● WHAT YOU ARE ASKED TO DO
What do the entries below say? Restate them word for word.

Recorded data
○ ○ ○ ○

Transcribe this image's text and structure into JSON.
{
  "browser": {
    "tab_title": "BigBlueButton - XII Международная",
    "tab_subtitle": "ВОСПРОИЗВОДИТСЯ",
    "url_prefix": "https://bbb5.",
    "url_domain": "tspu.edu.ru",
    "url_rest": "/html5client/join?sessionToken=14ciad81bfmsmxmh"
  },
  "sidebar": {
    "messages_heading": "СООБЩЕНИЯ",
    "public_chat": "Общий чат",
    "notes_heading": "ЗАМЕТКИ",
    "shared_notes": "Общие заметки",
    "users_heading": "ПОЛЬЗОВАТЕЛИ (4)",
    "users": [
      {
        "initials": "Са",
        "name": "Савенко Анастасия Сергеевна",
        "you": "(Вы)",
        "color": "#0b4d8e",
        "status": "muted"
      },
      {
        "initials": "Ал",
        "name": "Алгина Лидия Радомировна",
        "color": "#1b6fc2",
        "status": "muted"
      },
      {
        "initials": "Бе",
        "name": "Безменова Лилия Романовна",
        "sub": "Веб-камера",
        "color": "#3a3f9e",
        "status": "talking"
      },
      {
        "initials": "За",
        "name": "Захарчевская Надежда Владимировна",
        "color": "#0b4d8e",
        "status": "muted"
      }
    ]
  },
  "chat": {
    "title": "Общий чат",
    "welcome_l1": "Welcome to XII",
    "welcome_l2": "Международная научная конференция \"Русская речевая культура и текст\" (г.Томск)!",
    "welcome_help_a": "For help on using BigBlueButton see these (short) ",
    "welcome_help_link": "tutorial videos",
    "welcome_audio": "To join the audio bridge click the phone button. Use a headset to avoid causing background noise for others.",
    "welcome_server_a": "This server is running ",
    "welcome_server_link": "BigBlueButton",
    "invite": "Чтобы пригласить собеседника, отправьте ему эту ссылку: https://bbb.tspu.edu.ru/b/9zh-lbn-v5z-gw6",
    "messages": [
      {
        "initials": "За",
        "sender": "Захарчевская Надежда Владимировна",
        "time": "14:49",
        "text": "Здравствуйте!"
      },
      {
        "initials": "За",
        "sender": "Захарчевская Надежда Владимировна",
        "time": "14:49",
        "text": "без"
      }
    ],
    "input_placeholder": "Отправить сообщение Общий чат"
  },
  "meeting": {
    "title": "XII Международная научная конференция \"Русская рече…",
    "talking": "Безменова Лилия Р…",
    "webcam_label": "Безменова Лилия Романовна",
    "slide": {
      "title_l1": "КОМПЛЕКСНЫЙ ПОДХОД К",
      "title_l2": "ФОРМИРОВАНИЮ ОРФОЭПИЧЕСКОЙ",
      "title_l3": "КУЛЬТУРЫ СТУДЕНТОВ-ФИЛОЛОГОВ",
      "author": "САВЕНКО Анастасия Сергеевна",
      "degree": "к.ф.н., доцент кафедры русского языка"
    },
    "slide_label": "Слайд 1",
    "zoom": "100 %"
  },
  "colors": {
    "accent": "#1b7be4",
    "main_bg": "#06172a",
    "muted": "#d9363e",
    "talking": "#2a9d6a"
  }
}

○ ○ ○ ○

● ANSWER TO THE PROBLEM
Transcribe this image's text and structure into JSON.
{
  "browser": {
    "tab_title": "BigBlueButton - XII Международная",
    "tab_subtitle": "ВОСПРОИЗВОДИТСЯ",
    "url_prefix": "https://bbb5.",
    "url_domain": "tspu.edu.ru",
    "url_rest": "/html5client/join?sessionToken=14ciad81bfmsmxmh"
  },
  "sidebar": {
    "messages_heading": "СООБЩЕНИЯ",
    "public_chat": "Общий чат",
    "notes_heading": "ЗАМЕТКИ",
    "shared_notes": "Общие заметки",
    "users_heading": "ПОЛЬЗОВАТЕЛИ (4)",
    "users": [
      {
        "initials": "Са",
        "name": "Савенко Анастасия Сергеевна",
        "you": "(Вы)",
        "color": "#0b4d8e",
        "status": "muted"
      },
      {
        "initials": "Ал",
        "name": "Алгина Лидия Радомировна",
        "color": "#1b6fc2",
        "status": "muted"
      },
      {
        "initials": "Бе",
        "name": "Безменова Лилия Романовна",
        "sub": "Веб-камера",
        "color": "#3a3f9e",
        "status": "talking"
      },
      {
        "initials": "За",
        "name": "Захарчевская Надежда Владимировна",
        "color": "#0b4d8e",
        "status": "muted"
      }
    ]
  },
  "chat": {
    "title": "Общий чат",
    "welcome_l1": "Welcome to XII",
    "welcome_l2": "Международная научная конференция \"Русская речевая культура и текст\" (г.Томск)!",
    "welcome_help_a": "For help on using BigBlueButton see these (short) ",
    "welcome_help_link": "tutorial videos",
    "welcome_audio": "To join the audio bridge click the phone button. Use a headset to avoid causing background noise for others.",
    "welcome_server_a": "This server is running ",
    "welcome_server_link": "BigBlueButton",
    "invite": "Чтобы пригласить собеседника, отправьте ему эту ссылку: https://bbb.tspu.edu.ru/b/9zh-lbn-v5z-gw6",
    "messages": [
      {
        "initials": "За",
        "sender": "Захарчевская Надежда Владимировна",
        "time": "14:49",
        "text": "Здравствуйте!"
      },
      {
        "initials": "За",
        "sender": "Захарчевская Надежда Владимировна",
        "time": "14:49",
        "text": "без"
      }
    ],
    "input_placeholder": "Отправить сообщение Общий чат"
  },
  "meeting": {
    "title": "XII Международная научная конференция \"Русская рече…",
    "talking": "Безменова Лилия Р…",
    "webcam_label": "Безменова Лилия Романовна",
    "slide": {
      "title_l1": "КОМПЛЕКСНЫЙ ПОДХОД К",
      "title_l2": "ФОРМИРОВАНИЮ ОРФОЭПИЧЕСКОЙ",
      "title_l3": "КУЛЬТУРЫ СТУДЕНТОВ-ФИЛОЛОГОВ",
      "author": "САВЕНКО Анастасия Сергеевна",
      "degree": "к.ф.н., доцент кафедры русского языка"
    },
    "slide_label": "Слайд 1",
    "zoom": "100 %"
  },
  "colors": {
    "accent": "#1b7be4",
    "main_bg": "#06172a",
    "muted": "#d9363e",
    "talking": "#2a9d6a"
  }
}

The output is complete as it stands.